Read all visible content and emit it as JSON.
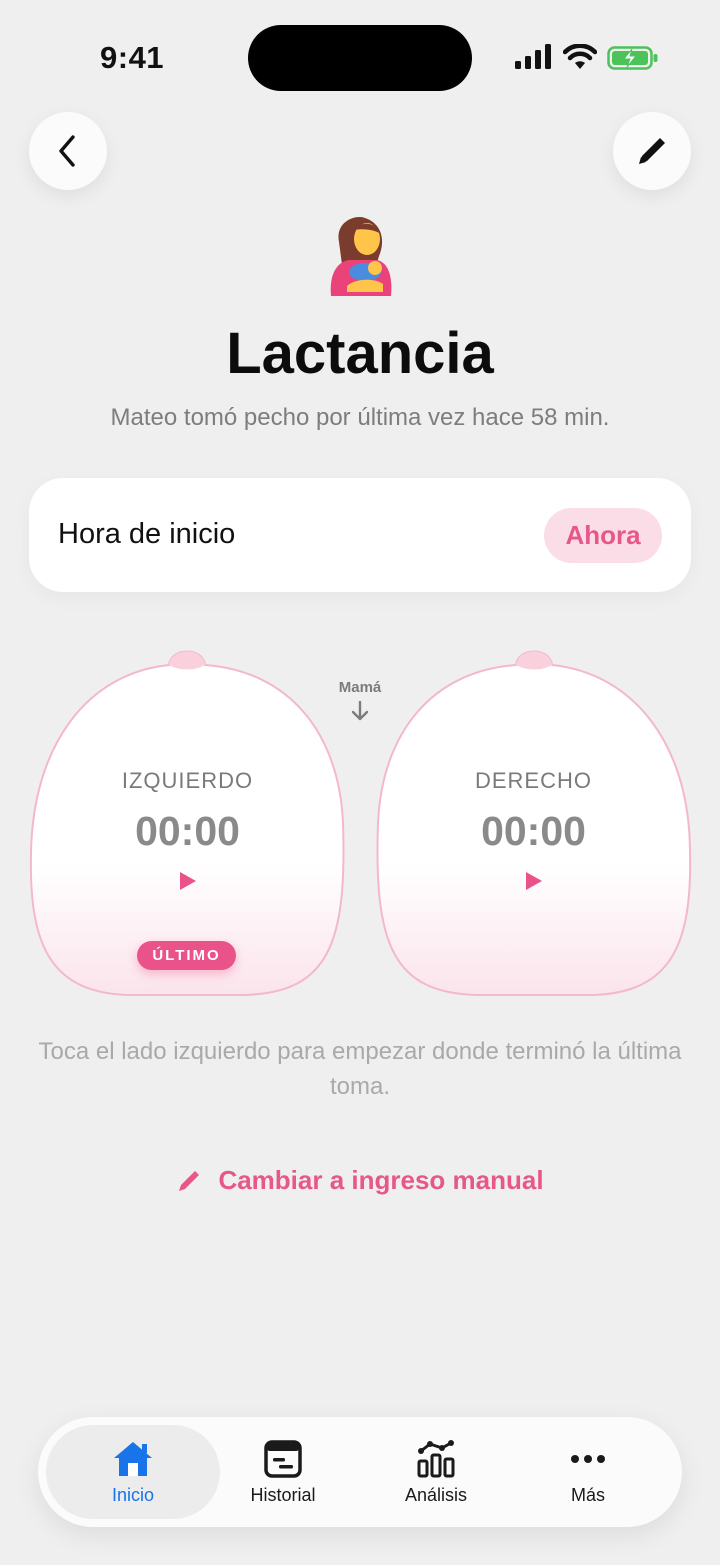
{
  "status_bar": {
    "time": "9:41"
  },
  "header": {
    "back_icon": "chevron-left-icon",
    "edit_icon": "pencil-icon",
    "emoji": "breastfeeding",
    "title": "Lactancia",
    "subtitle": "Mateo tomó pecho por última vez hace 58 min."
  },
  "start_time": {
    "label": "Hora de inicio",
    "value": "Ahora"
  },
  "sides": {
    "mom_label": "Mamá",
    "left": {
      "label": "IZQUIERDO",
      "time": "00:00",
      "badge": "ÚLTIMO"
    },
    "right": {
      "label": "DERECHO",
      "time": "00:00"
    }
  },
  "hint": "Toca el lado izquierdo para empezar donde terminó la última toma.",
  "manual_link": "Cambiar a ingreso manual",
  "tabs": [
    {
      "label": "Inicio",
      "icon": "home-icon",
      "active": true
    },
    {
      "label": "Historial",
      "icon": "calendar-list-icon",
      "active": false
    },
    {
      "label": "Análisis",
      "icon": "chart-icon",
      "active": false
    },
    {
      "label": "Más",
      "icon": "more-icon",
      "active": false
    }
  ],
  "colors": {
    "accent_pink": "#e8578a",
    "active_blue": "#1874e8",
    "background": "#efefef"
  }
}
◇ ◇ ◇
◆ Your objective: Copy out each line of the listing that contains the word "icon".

◆ Response:
    "back_icon": "chevron-left-icon",
    "edit_icon": "pencil-icon",
      "icon": "home-icon",
      "icon": "calendar-list-icon",
      "icon": "chart-icon",
      "icon": "more-icon",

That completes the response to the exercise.